### [Task instructions]
Go through the records and report each line in which the word "title" occurs.

(Collected data)
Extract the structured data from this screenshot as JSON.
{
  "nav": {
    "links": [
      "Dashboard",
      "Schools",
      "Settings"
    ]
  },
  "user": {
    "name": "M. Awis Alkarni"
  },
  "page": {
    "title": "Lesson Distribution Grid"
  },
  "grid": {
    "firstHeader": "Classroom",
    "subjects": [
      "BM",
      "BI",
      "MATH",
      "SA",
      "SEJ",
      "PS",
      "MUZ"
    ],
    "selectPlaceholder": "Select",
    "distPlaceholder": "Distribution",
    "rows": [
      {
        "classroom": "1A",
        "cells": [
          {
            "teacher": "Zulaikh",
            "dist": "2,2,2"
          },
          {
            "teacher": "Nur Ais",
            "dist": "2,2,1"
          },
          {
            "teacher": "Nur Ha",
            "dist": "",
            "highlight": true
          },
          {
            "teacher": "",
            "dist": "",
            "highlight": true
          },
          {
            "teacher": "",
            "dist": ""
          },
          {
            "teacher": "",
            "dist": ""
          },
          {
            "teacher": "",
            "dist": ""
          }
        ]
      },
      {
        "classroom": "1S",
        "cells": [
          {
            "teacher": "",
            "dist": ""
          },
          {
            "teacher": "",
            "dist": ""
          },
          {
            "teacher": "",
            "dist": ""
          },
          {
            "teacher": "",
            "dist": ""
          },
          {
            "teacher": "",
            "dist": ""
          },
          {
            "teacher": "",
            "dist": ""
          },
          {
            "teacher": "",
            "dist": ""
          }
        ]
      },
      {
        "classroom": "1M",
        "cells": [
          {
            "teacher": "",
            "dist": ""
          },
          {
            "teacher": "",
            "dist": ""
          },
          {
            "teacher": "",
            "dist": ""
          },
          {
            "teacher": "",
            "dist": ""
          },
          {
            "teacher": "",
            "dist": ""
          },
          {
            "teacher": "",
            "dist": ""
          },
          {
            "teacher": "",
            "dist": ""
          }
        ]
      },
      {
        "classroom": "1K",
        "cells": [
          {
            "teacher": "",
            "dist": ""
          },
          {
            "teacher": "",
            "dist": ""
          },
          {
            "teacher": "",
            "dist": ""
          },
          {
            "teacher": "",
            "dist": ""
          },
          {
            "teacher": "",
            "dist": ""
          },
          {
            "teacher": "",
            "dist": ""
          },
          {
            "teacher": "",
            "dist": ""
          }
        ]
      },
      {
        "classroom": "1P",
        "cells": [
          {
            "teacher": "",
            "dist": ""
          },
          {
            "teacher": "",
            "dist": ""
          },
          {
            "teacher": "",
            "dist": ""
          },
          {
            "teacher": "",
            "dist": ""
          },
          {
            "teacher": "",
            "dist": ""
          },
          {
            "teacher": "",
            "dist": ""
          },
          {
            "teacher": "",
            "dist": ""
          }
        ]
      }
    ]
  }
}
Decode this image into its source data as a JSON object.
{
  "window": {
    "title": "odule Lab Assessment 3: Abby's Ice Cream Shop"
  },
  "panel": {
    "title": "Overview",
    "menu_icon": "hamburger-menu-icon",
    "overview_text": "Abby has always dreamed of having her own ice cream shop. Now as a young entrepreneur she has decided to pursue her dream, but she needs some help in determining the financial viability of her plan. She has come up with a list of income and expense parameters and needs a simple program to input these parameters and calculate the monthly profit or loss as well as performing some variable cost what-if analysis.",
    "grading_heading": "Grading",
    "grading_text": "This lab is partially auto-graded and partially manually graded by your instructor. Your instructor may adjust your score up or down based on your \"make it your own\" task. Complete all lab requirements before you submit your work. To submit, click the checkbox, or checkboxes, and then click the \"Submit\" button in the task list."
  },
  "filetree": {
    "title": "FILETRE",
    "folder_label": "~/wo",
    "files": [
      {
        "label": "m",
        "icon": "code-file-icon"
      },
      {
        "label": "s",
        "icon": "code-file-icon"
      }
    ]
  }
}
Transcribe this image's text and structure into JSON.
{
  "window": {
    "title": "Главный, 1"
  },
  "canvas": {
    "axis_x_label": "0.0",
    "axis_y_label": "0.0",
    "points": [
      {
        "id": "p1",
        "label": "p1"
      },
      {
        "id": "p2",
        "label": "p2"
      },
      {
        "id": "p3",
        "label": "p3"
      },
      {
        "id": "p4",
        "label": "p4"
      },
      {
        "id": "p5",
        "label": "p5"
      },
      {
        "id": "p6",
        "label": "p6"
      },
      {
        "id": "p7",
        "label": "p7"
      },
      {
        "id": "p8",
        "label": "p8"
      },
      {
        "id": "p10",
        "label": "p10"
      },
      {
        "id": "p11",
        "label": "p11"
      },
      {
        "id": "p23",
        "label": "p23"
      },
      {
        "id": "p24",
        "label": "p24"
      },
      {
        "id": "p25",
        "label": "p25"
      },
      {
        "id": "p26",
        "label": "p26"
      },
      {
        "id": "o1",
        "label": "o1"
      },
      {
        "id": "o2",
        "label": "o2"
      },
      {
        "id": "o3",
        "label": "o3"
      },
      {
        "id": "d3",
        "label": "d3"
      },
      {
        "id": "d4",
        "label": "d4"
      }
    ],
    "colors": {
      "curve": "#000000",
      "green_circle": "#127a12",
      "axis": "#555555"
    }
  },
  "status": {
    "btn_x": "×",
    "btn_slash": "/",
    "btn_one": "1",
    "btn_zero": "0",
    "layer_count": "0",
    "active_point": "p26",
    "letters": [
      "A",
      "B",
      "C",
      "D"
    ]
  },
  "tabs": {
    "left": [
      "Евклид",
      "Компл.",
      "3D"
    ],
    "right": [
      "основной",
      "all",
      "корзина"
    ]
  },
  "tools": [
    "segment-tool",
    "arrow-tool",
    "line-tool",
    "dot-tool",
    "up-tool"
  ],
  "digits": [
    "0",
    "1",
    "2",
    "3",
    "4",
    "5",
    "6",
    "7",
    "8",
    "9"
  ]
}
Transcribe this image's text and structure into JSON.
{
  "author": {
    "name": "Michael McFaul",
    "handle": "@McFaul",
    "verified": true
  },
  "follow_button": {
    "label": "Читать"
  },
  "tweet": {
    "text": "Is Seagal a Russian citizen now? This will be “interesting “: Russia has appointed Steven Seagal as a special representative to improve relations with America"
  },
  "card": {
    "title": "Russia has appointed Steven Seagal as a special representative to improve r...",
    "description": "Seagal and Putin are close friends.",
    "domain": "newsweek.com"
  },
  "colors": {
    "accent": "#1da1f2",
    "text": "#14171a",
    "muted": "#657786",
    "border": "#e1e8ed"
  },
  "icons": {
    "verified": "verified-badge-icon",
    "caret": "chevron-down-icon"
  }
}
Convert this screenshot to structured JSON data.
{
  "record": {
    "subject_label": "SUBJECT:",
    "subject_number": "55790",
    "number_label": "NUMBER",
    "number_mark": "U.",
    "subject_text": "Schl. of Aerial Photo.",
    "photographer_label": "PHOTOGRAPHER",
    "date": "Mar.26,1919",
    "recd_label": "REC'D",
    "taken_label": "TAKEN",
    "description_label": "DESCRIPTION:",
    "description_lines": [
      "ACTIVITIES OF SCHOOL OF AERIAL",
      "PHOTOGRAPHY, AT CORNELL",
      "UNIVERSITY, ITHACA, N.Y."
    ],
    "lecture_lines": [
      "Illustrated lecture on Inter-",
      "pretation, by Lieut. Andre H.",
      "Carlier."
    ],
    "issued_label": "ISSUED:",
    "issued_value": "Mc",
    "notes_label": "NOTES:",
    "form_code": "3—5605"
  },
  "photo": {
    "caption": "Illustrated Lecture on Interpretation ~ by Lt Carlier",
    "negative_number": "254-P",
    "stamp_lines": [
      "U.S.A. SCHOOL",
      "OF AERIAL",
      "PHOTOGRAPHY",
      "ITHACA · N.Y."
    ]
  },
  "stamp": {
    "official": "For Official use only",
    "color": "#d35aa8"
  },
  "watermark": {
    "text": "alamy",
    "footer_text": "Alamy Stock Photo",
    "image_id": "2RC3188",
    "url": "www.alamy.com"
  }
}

### [Result]
    "title": "Lesson Distribution Grid"
    "title": "odule Lab Assessment 3: Abby's Ice Cream Shop"
    "title": "Overview",
    "title": "FILETRE",
    "title": "Главный, 1"
    "title": "Russia has appointed Steven Seagal as a special representative to improve r...",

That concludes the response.